Bush administration lawyer appeals decision not to dismiss torture lawsuit

[JURIST] Former US Department of Justice Office of Legal Counsel [official website] lawyer John Yoo [academic profile; JURIST news archive] Monday declared his intent to appeal a lower court ruling [JURIST report] allowing a lawsuit against him alleging complicity in torture to proceed. Yoo is appealing a June decision by District Judge Jeffrey White not to dismiss [San Francisco Chronicle report] a lawsuit brought by convicted terrorist Jose Padilla [JURIST news archive] that claims Yoo's legal opinions endorsing enhanced interrogation techniques [JURIST news archive] led to Padilla being tortured. Padilla, a US citizen currently serving a 17-year sentence [JURIST report] on terrorism-related charges, says that he was tortured while held as an "enemy combatant" [JURIST news archive] in military custody in a Navy military brig in Charleston, South Carolina. The US Department of Justice (DOJ) [official website] said that it would pay for private counsel [Bloomberg report] to handle Yoo's appeal, because the government's defense had been based solely on qualified immunity and Yoo deserves counsel who will make all available arguments.

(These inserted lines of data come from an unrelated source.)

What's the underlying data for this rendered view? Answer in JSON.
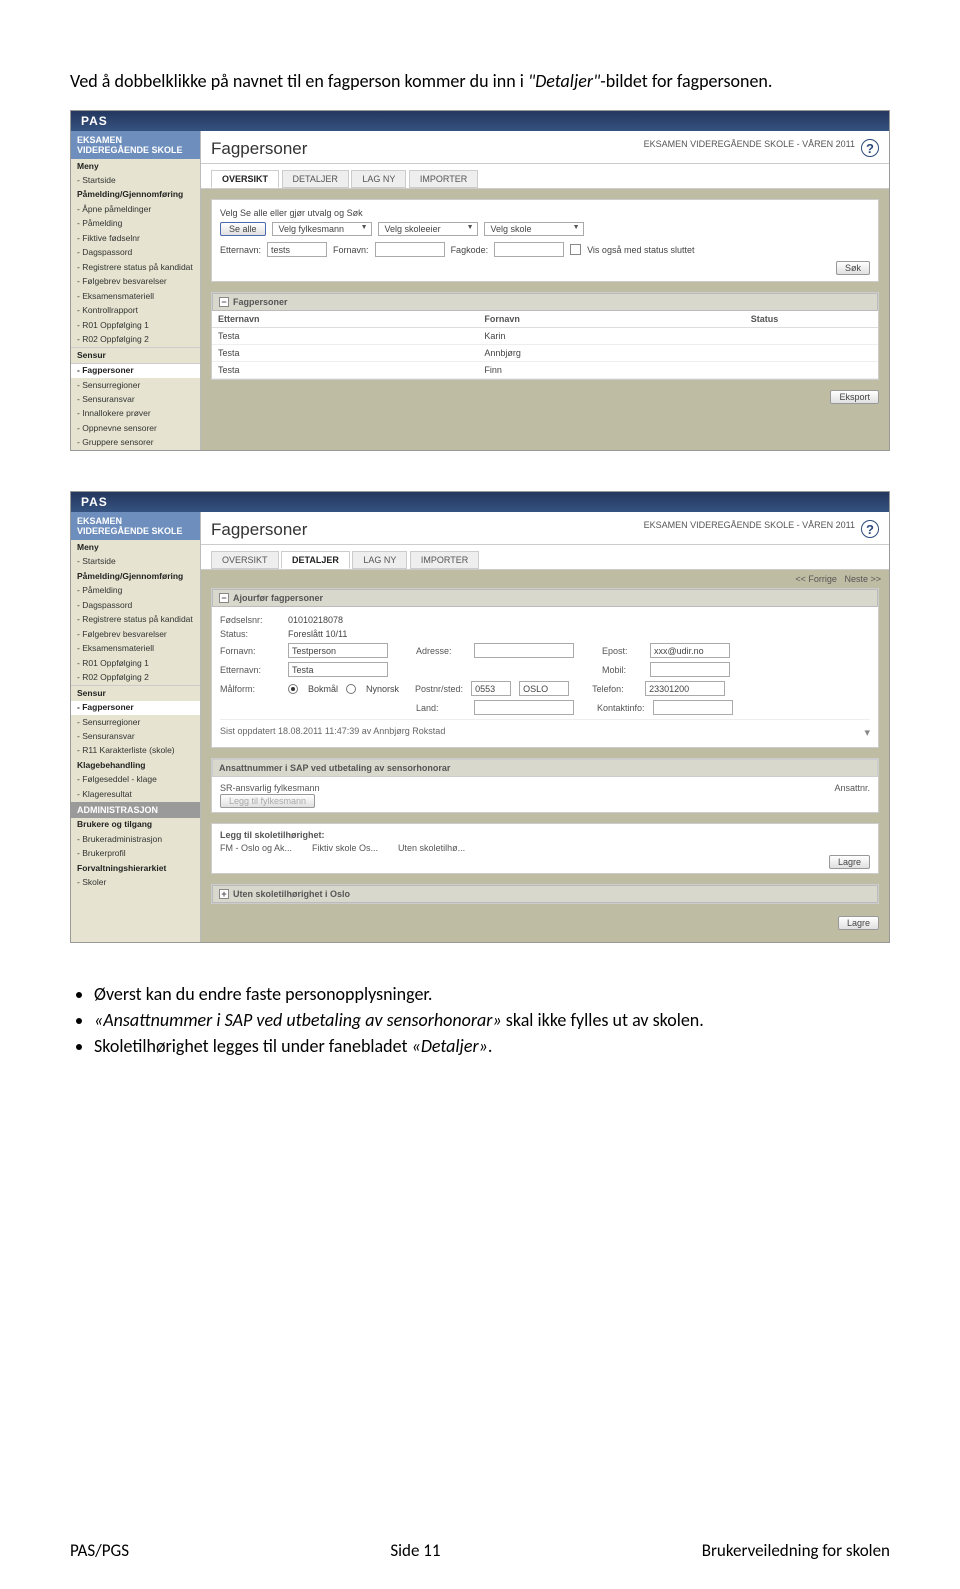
{
  "intro": {
    "before": "Ved å dobbelklikke på navnet til en fagperson kommer du inn i ",
    "ital": "\"Detaljer\"",
    "after": "-bildet for fagpersonen."
  },
  "pas_title": "PAS",
  "exam_heading": "EKSAMEN VIDEREGÅENDE SKOLE - VÅREN 2011",
  "help": "?",
  "shot1": {
    "sidebar_blue": "EKSAMEN VIDEREGÅENDE SKOLE",
    "menu_label": "Meny",
    "items": [
      "Startside",
      "Påmelding/Gjennomføring",
      "Åpne påmeldinger",
      "Påmelding",
      "Fiktive fødselnr",
      "Dagspassord",
      "Registrere status på kandidat",
      "Følgebrev besvarelser",
      "Eksamensmateriell",
      "Kontrollrapport",
      "R01 Oppfølging 1",
      "R02 Oppfølging 2"
    ],
    "sensor": "Sensur",
    "fagpersoner": "Fagpersoner",
    "sensor_items": [
      "Sensurregioner",
      "Sensuransvar",
      "Innallokere prøver",
      "Oppnevne sensorer",
      "Gruppere sensorer"
    ],
    "page_title": "Fagpersoner",
    "tabs": [
      "OVERSIKT",
      "DETALJER",
      "LAG NY",
      "IMPORTER"
    ],
    "active_tab": 0,
    "velg_line": "Velg Se alle eller gjør utvalg og Søk",
    "se_alle": "Se alle",
    "velg_fylkesmann": "Velg fylkesmann",
    "velg_skoleeier": "Velg skoleeier",
    "velg_skole": "Velg skole",
    "etternavn": "Etternavn:",
    "etternavn_val": "tests",
    "fornavn": "Fornavn:",
    "fagkode": "Fagkode:",
    "vis_ogsa": "Vis også med status sluttet",
    "sok": "Søk",
    "grid_title": "Fagpersoner",
    "col_etternavn": "Etternavn",
    "col_fornavn": "Fornavn",
    "col_status": "Status",
    "rows": [
      {
        "e": "Testa",
        "f": "Karin",
        "s": ""
      },
      {
        "e": "Testa",
        "f": "Annbjørg",
        "s": ""
      },
      {
        "e": "Testa",
        "f": "Finn",
        "s": ""
      }
    ],
    "eksport": "Eksport"
  },
  "shot2": {
    "sidebar_blue": "EKSAMEN VIDEREGÅENDE SKOLE",
    "menu_label": "Meny",
    "items": [
      "Startside",
      "Påmelding/Gjennomføring",
      "Påmelding",
      "Dagspassord",
      "Registrere status på kandidat",
      "Følgebrev besvarelser",
      "Eksamensmateriell",
      "R01 Oppfølging 1",
      "R02 Oppfølging 2"
    ],
    "sensor": "Sensur",
    "fagpersoner": "Fagpersoner",
    "sensor_items": [
      "Sensurregioner",
      "Sensuransvar",
      "R11 Karakterliste (skole)"
    ],
    "klage_label": "Klagebehandling",
    "klage_items": [
      "Følgeseddel - klage",
      "Klageresultat"
    ],
    "admin_label": "ADMINISTRASJON",
    "admin_b": "Brukere og tilgang",
    "admin_items": [
      "Brukeradministrasjon",
      "Brukerprofil"
    ],
    "forvalt_label": "Forvaltningshierarkiet",
    "forvalt_items": [
      "Skoler"
    ],
    "page_title": "Fagpersoner",
    "tabs": [
      "OVERSIKT",
      "DETALJER",
      "LAG NY",
      "IMPORTER"
    ],
    "active_tab": 1,
    "nav_prev": "<< Forrige",
    "nav_next": "Neste >>",
    "ajourfor": "Ajourfør fagpersoner",
    "fodselsnr": "Fødselsnr:",
    "fodselsnr_val": "01010218078",
    "status": "Status:",
    "status_val": "Foreslått 10/11",
    "fornavn": "Fornavn:",
    "fornavn_val": "Testperson",
    "etternavn": "Etternavn:",
    "etternavn_val": "Testa",
    "malform": "Målform:",
    "bokmal": "Bokmål",
    "nynorsk": "Nynorsk",
    "adresse": "Adresse:",
    "postnr": "Postnr/sted:",
    "postnr_val": "0553",
    "poststed_val": "OSLO",
    "land": "Land:",
    "epost": "Epost:",
    "epost_val": "xxx@udir.no",
    "mobil": "Mobil:",
    "telefon": "Telefon:",
    "telefon_val": "23301200",
    "kontaktinfo": "Kontaktinfo:",
    "sist_oppdatert": "Sist oppdatert 18.08.2011 11:47:39 av Annbjørg Rokstad",
    "ansatt_header": "Ansattnummer i SAP ved utbetaling av sensorhonorar",
    "sr_ansvarlig": "SR-ansvarlig fylkesmann",
    "ansattnr": "Ansattnr.",
    "legg_til_fm": "Legg til fylkesmann",
    "legg_til_sk": "Legg til skoletilhørighet:",
    "fm_oslo": "FM - Oslo og Ak...",
    "fiktiv": "Fiktiv skole Os...",
    "uten_skole": "Uten skoletilhø...",
    "uten_skole_oslo": "Uten skoletilhørighet i Oslo",
    "lagre": "Lagre"
  },
  "bullets": [
    {
      "text": "Øverst kan du endre faste personopplysninger."
    },
    {
      "ital": "«Ansattnummer i SAP ved utbetaling av sensorhonorar»",
      "after": " skal ikke fylles ut av skolen."
    },
    {
      "before": "Skoletilhørighet legges til under fanebladet ",
      "ital": "«Detaljer»",
      "after": "."
    }
  ],
  "footer": {
    "left": "PAS/PGS",
    "center": "Side 11",
    "right": "Brukerveiledning for skolen"
  }
}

A DOJ spokesperson said that paying for outside counsel is standard practice in cases where there is a potential legal disagreement between the DOJ and a defendant sued in an official capacity.

Yoo, a professor at the Berkeley School of Law [academic website] has faced sharp criticism for his role in drafting interrogation memos [JURIST report]. Last week, it was reported that US Attorney General Eric Holder [official profile] is still considering appointing a special prosecutor [JURIST report] to investigate allegations of torture during the Bush administration. In May, a number of organizations called for the drafters of the memos to be disbarred [JURIST report]. Also in May, former JFK speechwriter Ted Sorensen told [JURIST report] an audience at the University of Nebraska College of Law [academic website] that the DOJ lawyers who had authorized the use of enhanced interrogation techniques had "disgraced not only their country but their profession." In April, Senator Patrick Leahy (D-VT) [official website], Chairman of the Senate Judiciary Committee [official website] renewed his call [JURIST report] for the formation of a non-partisan "truth commission" to investigate torture allegations. Also in April, UN special rapporteur on torture Manfred Nowak [official profile, DOC] insisted that under international law the US must prosecute [JURIST report] DOJ lawyers who drafted the memos. US President Barack Obama has said that he would not rule out the possibility of prosecuting [transcript; JURIST report] lawyers who authored the memos.

 

About Paper Chase

Paper Chase is JURIST's real-time legal news service, powered by a team of 30 law student reporters and editors led by law professor Bernard Hibbitts at the University of Pittsburgh School of Law. As an educational service, Paper Chase is dedicated to presenting important legal news and materials rapidly, objectively and intelligibly in an accessible format.

© Copyright JURIST Legal News and Research Services, Inc., 2013.